Data excerpts
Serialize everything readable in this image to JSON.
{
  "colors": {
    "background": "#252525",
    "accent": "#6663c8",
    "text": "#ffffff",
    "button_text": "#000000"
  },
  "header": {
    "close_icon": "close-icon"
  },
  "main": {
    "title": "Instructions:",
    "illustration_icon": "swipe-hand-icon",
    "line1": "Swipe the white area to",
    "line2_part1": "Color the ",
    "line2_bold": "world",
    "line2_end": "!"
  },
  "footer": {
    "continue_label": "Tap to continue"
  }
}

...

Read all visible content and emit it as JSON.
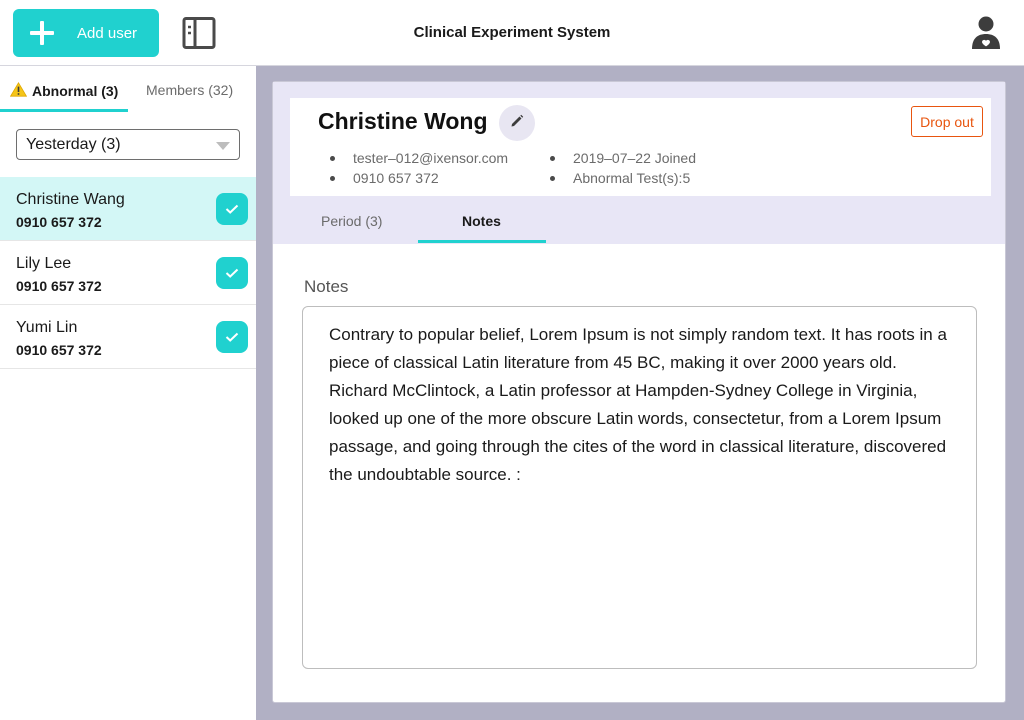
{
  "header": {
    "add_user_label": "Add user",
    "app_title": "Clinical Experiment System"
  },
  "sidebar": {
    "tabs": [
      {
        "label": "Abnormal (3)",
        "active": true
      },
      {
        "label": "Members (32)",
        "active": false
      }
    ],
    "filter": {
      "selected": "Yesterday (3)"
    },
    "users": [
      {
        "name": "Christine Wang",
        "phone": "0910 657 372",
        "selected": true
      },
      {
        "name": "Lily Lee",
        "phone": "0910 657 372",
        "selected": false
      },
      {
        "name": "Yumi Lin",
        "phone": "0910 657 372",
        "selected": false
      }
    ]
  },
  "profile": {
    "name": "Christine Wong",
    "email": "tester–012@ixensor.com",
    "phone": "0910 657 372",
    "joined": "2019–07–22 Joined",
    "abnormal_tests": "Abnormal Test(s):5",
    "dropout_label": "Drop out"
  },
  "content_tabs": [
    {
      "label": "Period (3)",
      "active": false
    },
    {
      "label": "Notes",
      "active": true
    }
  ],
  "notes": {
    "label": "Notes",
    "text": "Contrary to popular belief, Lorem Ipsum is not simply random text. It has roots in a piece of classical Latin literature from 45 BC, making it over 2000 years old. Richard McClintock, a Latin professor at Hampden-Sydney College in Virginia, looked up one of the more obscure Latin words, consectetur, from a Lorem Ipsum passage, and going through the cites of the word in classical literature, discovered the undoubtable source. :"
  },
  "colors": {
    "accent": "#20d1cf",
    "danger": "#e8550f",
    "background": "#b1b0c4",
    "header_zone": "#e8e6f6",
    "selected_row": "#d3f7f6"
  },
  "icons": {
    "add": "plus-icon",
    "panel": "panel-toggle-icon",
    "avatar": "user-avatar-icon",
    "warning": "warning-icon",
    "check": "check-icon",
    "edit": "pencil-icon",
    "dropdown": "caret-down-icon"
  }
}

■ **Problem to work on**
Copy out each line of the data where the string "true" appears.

■ **Written solution**
        "active": true
        "selected": true
      "active": true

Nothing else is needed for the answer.